Playing with the past: structures of nostalgia in Ready Player One

Authors: Van Raalte, C.

Conference: Genre/Nostalgia

Dates: 6-7 January 2021

Place of Publication:


There is an extended sequence within Ready Player One that takes place inside a simulation of the 1980 film The Shining; in the original novel this episode takes place within a recreation of Blade Runner (1982). The substitution is significant. The world of Ready Player One is dominated by signs that are so disconnected from their original meanings that they are completely interchangeable. What is important to Ready Player One is not the inherent value of the signs, but the imagined exchange rate between then.
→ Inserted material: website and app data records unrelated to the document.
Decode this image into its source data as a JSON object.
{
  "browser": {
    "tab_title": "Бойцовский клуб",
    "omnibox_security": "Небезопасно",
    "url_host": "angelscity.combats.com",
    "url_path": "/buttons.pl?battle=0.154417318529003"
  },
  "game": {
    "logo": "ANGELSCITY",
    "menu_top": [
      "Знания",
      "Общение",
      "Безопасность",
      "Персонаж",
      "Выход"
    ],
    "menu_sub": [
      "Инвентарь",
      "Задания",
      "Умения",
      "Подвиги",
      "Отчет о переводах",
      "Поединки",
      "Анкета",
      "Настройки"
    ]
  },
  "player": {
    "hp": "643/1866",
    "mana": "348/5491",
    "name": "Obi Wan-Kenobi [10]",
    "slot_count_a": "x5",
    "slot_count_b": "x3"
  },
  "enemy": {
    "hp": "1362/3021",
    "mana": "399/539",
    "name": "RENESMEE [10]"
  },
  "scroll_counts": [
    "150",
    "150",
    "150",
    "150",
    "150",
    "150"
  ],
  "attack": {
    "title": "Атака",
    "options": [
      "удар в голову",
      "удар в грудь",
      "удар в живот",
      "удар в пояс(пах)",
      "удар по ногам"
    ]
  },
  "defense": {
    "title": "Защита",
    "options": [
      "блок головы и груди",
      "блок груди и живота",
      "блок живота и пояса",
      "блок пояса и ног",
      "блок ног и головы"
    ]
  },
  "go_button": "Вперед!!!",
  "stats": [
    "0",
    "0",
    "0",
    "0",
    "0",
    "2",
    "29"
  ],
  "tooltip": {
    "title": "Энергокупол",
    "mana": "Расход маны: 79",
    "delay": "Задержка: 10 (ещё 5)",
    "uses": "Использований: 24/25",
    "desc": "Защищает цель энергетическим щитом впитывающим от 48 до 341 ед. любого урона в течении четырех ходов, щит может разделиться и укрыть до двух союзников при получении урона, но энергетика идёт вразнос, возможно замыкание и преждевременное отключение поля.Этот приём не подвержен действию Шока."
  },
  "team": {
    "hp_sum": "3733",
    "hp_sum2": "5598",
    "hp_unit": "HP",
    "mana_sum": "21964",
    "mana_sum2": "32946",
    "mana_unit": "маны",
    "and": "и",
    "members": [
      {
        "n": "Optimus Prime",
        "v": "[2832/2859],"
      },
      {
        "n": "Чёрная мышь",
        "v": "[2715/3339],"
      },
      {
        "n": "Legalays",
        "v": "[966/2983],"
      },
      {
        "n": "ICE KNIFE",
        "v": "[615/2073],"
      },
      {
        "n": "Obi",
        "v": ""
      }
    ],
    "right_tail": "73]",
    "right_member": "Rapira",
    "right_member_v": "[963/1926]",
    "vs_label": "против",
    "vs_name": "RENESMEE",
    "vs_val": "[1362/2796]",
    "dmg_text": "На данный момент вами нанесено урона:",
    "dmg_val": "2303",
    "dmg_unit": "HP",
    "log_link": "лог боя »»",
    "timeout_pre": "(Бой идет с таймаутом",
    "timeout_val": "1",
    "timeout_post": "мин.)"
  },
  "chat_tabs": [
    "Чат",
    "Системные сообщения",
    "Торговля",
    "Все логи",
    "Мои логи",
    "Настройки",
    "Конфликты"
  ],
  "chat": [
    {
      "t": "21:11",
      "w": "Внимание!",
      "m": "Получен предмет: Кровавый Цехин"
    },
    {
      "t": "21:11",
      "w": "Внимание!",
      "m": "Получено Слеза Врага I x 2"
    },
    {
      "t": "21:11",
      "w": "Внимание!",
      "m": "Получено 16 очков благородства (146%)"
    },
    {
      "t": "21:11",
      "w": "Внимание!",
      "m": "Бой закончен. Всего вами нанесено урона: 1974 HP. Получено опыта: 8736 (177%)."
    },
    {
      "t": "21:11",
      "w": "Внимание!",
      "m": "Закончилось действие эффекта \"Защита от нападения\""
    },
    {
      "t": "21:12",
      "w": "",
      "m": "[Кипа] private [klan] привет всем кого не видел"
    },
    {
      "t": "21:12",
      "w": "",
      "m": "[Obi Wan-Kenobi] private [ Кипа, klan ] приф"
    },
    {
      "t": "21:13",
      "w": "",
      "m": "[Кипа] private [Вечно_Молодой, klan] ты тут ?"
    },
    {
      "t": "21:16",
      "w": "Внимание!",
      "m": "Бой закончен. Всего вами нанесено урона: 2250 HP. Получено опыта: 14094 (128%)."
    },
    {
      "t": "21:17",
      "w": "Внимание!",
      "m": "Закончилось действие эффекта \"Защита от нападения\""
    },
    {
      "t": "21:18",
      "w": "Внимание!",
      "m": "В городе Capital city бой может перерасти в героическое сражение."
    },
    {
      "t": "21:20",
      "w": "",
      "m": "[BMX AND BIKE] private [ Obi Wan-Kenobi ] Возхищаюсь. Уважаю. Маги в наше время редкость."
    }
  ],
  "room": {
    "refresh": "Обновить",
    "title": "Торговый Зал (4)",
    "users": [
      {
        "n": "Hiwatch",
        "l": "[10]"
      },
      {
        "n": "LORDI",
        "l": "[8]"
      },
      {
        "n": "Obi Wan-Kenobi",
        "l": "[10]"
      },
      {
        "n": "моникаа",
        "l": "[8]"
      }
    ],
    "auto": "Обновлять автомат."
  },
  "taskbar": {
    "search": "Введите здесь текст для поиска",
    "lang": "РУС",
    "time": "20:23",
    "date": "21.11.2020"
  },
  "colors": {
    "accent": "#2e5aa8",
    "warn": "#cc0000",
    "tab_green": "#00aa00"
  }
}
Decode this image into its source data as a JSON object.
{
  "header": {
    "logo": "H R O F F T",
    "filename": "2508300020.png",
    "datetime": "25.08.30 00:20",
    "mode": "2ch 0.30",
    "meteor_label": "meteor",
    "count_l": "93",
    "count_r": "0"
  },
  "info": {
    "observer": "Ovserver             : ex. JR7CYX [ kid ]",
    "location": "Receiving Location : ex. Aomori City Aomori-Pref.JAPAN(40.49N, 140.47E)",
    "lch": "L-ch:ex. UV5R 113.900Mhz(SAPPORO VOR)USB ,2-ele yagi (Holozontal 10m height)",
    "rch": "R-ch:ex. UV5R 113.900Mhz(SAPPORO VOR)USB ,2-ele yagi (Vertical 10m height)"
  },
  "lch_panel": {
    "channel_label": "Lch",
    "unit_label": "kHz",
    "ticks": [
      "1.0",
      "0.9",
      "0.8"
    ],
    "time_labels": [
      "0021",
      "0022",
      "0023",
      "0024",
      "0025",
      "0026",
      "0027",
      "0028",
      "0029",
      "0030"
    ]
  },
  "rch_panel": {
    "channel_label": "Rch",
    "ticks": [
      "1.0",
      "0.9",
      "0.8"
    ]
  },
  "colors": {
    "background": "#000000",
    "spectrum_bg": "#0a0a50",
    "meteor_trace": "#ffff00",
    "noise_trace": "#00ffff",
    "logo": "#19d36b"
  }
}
The Shining is used in place of Blade Runner not due to any thematic or narrative similarities, but because, as iconic 1980s texts, they have similar cultural capital.

Ready Player One exemplifies a strain of nostalgia that is increasingly a feature of modern science fiction, whereby the signs and forms of yesterday's culture are recreated not in tribute or as a critique but as what Fredric Jameson would call a ‘blank parody’ devoid of meaningful content. The failure of such texts to fully engage with the past reflects a failure to fully imagine a future - a feature Mark Fisher ascribes to the products of ‘capitalist realism’.

This paper will explore the particular structures of nostalgia articulated in Ready Player One, a film that at one and the same time appears to trivialise cultural icons, rendering them as pure spectacle in Guy Debord’s sense of the term, and to directly address the fundamental trap of nostalgia with the injunction to “escape your past”.

Source: Manual